§ Activity:
After reading the lines below, count those that contain "title" and give the count alone.

(Dataset entries)

—————

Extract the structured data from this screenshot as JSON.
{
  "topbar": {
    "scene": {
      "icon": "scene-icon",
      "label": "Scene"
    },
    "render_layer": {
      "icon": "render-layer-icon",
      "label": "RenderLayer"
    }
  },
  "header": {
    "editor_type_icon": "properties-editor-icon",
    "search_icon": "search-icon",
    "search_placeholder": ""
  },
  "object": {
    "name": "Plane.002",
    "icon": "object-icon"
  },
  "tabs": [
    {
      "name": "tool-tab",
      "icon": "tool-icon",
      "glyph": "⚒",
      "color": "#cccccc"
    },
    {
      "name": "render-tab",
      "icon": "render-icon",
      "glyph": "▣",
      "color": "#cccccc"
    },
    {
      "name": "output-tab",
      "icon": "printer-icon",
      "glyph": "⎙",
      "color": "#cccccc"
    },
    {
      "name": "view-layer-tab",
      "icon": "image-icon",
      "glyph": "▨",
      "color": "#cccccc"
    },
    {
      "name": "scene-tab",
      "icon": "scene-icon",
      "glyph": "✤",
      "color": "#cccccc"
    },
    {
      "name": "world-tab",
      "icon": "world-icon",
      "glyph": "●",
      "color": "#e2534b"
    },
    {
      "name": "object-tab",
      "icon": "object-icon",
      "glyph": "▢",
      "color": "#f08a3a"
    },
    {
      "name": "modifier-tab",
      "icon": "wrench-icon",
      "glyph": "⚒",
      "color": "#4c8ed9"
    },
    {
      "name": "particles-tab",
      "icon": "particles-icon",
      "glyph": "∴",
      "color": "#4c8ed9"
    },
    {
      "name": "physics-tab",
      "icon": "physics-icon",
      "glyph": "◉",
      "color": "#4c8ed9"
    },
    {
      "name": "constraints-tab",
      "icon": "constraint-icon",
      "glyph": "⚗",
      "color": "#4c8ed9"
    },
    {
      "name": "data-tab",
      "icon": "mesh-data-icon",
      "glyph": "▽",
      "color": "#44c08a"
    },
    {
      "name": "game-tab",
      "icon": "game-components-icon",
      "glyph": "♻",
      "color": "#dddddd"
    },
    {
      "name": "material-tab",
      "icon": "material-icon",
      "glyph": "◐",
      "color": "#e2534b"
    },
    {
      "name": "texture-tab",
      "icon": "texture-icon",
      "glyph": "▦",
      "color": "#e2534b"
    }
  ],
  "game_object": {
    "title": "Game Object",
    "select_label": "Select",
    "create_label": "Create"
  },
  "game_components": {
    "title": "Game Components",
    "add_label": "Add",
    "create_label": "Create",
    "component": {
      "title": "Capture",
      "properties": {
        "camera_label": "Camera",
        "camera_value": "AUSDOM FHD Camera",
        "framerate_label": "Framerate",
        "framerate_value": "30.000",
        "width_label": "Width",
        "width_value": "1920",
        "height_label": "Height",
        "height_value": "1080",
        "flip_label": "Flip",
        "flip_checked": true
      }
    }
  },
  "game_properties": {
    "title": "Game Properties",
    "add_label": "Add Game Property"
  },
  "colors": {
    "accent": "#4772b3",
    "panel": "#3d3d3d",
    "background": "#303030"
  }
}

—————

§ Answer space:
4